In recent days the DPRK and ROK together with the United Nations Command (UNC) have carried out disarmament of the Joint Security Area (JSA) at the DMZ, including the removal of security posts, soldiers, and weapons. According to Yonhap News, discussions are underway about how to allow tourists into the JSA.
We are working with our partners in Korea to see how this will affect our tours to the JSA and expect it to be a new experience. We'll keep you posted on the Koryo Tours Blog and across our social media.
In the mean time, check out this photo of the new JSA uniform from Koryo GM Simon Cockerell's Instagram (@simonkoryo).
In the mean time, below is short photo essay on the Korean Demilitarised Zone (DMZ) and Panmunjom Armistice Village 'then and now'. The photos were taken by Koryo Tours' founder Nicholas Bonner over two decades of travel to the DPRK with one addition from the extended Koryo family.
The Panmunjom Armistice Signing Hall as it appeared on July 27, 1953 shortly after 10:00 AM on the final day of the Korean War, and with a group of western tourists as it appears today. The armistice provided for a cessation of the savage fighting which ravaged the peninsula between 1950-53, but this 'cease-fire' has never been replaced by a formal peace treaty.
A Korean People's Army guide at the Military Demarcation Line (MDL), or Armistice Line, dividing north and south. The DMZ extends two kilometers on each side from this line.
A view from the DPRK pavilion overlooking the MDL, the small concrete raise bisecting the six huts in the foreground. The southern side administers the blue huts, while the northern side administers the silver ones.
The road north from Munsan, South Korea along the 'neutral zone' established for UN negotiators to travel safely to armistice talks at Panmunjom and Kaesong in North Korean territory (likely 1953), and today's road south from Kaesong to Panmunjom with road sign reading 'Seoul 70 km'.
See our account of former US Secretary of State Rex Tillerson visiting the DMZ.

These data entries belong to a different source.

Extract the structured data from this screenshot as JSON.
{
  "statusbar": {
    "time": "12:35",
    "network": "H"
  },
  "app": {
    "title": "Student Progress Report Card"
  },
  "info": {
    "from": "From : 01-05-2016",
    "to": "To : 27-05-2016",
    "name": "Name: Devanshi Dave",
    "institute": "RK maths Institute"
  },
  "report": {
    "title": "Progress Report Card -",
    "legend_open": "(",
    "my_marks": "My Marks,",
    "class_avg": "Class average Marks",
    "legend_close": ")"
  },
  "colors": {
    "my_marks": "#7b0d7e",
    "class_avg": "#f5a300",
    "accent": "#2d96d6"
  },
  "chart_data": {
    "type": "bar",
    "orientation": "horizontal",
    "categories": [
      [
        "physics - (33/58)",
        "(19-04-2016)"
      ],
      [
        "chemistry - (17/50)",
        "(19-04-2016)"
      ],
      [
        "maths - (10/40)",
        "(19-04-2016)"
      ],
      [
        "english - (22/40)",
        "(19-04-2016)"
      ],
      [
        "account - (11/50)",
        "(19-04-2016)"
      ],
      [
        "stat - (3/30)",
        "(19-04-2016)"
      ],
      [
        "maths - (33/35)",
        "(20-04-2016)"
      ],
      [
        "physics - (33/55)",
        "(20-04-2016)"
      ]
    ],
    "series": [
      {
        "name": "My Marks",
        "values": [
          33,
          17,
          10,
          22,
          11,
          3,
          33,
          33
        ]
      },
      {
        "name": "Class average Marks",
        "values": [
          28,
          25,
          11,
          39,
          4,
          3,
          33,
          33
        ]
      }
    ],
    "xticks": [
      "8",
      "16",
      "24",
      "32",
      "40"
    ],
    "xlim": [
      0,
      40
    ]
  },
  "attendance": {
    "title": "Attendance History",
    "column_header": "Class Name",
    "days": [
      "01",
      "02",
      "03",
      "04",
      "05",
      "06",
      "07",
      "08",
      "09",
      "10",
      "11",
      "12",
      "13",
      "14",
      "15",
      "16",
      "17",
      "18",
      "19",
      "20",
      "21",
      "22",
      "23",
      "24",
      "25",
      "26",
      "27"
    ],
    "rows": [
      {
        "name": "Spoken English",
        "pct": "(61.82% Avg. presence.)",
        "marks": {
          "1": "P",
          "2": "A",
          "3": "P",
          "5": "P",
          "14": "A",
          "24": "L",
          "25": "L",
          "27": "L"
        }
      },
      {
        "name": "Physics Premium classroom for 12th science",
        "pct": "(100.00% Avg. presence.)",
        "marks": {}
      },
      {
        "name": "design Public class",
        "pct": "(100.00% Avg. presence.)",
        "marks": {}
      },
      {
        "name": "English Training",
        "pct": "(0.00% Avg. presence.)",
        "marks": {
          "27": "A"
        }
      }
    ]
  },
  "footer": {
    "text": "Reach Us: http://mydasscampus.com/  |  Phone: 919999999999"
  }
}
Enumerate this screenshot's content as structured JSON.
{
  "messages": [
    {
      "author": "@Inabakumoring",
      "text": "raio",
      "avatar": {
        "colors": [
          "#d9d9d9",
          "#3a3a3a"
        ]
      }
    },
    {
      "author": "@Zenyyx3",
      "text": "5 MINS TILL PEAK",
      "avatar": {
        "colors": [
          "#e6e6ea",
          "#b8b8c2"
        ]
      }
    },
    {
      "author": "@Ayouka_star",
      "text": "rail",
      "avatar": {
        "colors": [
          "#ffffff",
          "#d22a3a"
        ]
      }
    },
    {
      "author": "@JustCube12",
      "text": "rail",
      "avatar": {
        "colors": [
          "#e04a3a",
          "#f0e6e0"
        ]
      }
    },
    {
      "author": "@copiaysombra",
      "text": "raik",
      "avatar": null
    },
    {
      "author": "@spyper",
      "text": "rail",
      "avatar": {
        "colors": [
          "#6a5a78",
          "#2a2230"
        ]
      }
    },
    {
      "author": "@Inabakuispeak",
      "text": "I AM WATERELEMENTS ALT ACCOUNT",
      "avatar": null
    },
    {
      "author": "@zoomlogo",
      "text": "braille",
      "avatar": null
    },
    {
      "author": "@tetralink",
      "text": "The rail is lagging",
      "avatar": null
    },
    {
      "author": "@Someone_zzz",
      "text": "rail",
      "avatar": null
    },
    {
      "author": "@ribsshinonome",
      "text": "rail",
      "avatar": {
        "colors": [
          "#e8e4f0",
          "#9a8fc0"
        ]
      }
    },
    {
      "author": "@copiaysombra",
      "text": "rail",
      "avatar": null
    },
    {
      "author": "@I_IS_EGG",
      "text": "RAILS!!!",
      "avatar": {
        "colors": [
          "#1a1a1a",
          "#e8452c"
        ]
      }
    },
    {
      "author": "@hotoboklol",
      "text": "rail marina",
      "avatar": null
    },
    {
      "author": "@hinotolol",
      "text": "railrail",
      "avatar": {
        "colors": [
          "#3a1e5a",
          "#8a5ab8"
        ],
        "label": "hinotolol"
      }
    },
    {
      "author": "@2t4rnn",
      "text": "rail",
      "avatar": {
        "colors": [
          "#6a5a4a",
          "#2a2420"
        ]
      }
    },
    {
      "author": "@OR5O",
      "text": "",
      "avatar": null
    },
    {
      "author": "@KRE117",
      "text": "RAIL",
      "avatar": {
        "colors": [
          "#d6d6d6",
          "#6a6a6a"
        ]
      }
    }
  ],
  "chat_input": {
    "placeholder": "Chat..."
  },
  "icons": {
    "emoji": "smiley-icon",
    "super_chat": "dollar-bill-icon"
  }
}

This post was originally filed on a Thursday. 'Turn Back the Clock Thursday' brings you 'then and now' views of Korea from more than two decades of Koryo Tours' trips to the DPRK and images in the public domain.
Updated 14 November 2018